"SCOTLAND'S BREWING INDUSTRYI agree with him about Alloa and Edinburgh basing their renown as brewing towns on their water, but not about local barley. I've looked at enough brewing records to know that Scottish brewers used large quantities of grain imported either from England or elsewhere. And at a parliamentary into malt in the 1830's, some Scottish brewers stated that the quality of English barley was generally better and that accordingly they mostly used malt made from English barley.
The following is ail extract from a recent article in the Scotsman Trade Review by Robert Bruce, C.A., J.P.:-
Popular conception of Scotland and its products is very apt to identify the country with distilling of whisky, ignoring what, after all, is a very stable and important industry—the brewing of beer—which has contributed to Scotland's social and industrial life since the time of the great abbeys and monasteries of years ago.
A specialised industry such as this does not, as a rule, establish itself without special reasons and advantages, and brewing centres in Scotland (Edinburgh, Alloa, etc.) are particularly favoured by the type of water which is available from their special wells, which provide naturally perfect water for the production of the first quality of beers. In addition, the broad acres of farm land in the Lowlands of Scotland provide barleys of the high grade essential for the production of malt liquors.
As the centuries rolled on breweries were enlarged and modernised. The somewhat slipshod methods of old were replaced by highly specialised technical methods assisted by the most meticulous scientific control, with the object of not only maintaining quality, but also of improving the stability, flavour, and character of the product. This, combined with modern transport, has enabled Scotland to send its ales broadcast throughout the world, and the reputation once purely local is now not only natural but world-wide.

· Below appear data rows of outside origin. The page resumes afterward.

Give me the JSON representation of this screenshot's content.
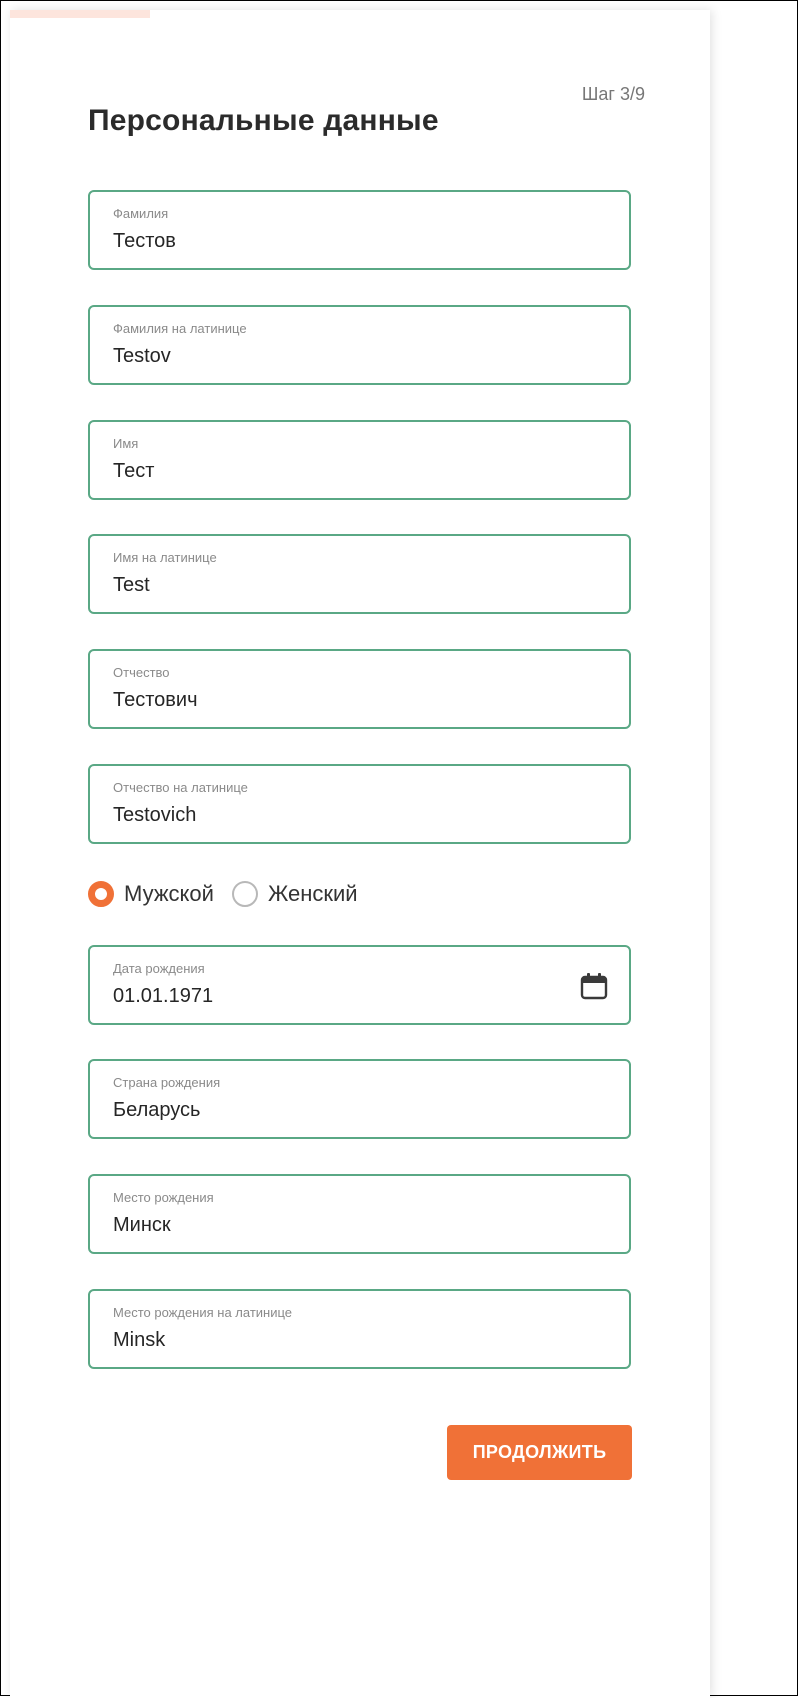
{
  "header": {
    "step": "Шаг 3/9",
    "title": "Персональные данные",
    "progress_fraction": 0.2
  },
  "fields": [
    {
      "label": "Фамилия",
      "value": "Тестов"
    },
    {
      "label": "Фамилия на латинице",
      "value": "Testov"
    },
    {
      "label": "Имя",
      "value": "Тест"
    },
    {
      "label": "Имя на латинице",
      "value": "Test"
    },
    {
      "label": "Отчество",
      "value": "Тестович"
    },
    {
      "label": "Отчество на латинице",
      "value": "Testovich"
    },
    {
      "label": "Дата рождения",
      "value": "01.01.1971",
      "icon": "calendar-icon"
    },
    {
      "label": "Страна рождения",
      "value": "Беларусь"
    },
    {
      "label": "Место рождения",
      "value": "Минск"
    },
    {
      "label": "Место рождения на латинице",
      "value": "Minsk"
    }
  ],
  "gender": {
    "options": [
      {
        "label": "Мужской",
        "checked": true
      },
      {
        "label": "Женский",
        "checked": false
      }
    ]
  },
  "actions": {
    "continue_label": "ПРОДОЛЖИТЬ"
  },
  "colors": {
    "accent": "#f07137",
    "field_border": "#5aa885",
    "progress": "#fde5dd"
  }
}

Trade in Scotland may be termed "local trade" inasmuch as it is trade competed for by Scottish brewers only for all practical purposes. The main sale here is for beer sold to the public on draught, and naturally the largest output is in the industrial areas such as the coalfields of the Lothians, Fife, and West of Scotland, and the engineering and shipbuilding districts of the Clyde. This trade is dependent on volume of wages very largely and therefore fluctuates considerably with the trade barometer, and as this barometer has been rising of late so sales have been recovering from the low levels of recent years in these districts.

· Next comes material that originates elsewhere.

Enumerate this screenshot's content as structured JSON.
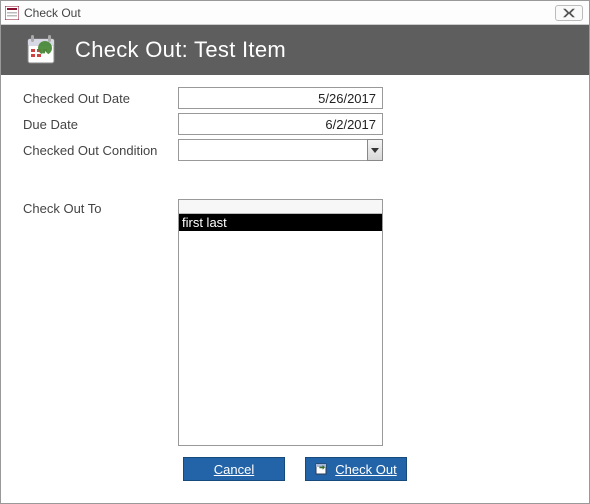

This is of special concern to Scotland, as over 50 per cent, of Great Britain's beer exports, and practically the whole of the bulk beer consumed by our troops abroad, is exported from Scotland.
Conditions have changed materially during recent years, local breweries have been established in many countries. and this, combined with adverse tariffs, has curtailed opportunities of profitable trade. Australia and South Africa—at one time our largest customers— have practically ceased to import, and local breweries in the Straits Settlements, Egypt, India, etc., are all combining to diminish the trade done in the various markets In addition, there is a very intensive competition from other countries, especially in the case of lager beer. Notwithstanding this, the improvement in world conditions and spending power have their effect on the consumption of bottled beer and, with plentiful money, the extra cost of imported beer is overlooked, and what may be in the nature of a luxury is indulged in more freely.
The future is more difficult to forecast; the conditions referred to will continue to exist and, in the case of export, competition will increase rather than decrease. One serious problem is the increase of costs, which have risen consistently of late, and even now the full effect of this has not yet been felt and unfortunately there is no sign of any decrease, but, on the contrary, every likelihood of further continued increases. As outstanding examples peculiar to brewing, the cost of barley has risen 80 per cent, and of casks 60 per cent.; these, combined with rising freights, carriage, coal, etc., all mean the profitable margin being reduced, and, in certain cases where heavy carriage is involved, may even mean the impossibility of doing business on a profitable basis. In view of this it is the more essential that output should be kept up, and, given favourable conditions, it is hoped that this will be achieved."
"The Brewers' Journal 1938", May 15th 1938, page 246.
There's confirmation of Scotland's over-representation in Britain's beer exports. More than 50% of exports and almost all the draught beer for British troops throughout the empire. With their small local market and dependence on exports, it's no wonder the 20th century was a difficult time for Scottish brewers. After WW II, as the empire dissolved away, export markets disappeared almost completely.
Brewing in the tropics only became practical after the development of artificial refrigeration in 1870. The logic behind setting up breweries in the hotter parts of British is sound: why ship large amounts of water around the world. It's not very efficient. Scottish brewers, as big exporters and big in the Lager trade, were disproportionately affected by these changes abroad. London brewers had seen their export markets disappear earlier. But, having a large local trade, the impact was relatively small.
The future, of course, was pretty bleak for Scotland's brewers. Declining trade, ageing breweries and apathetic management led most to sell up at the earliest opportunity.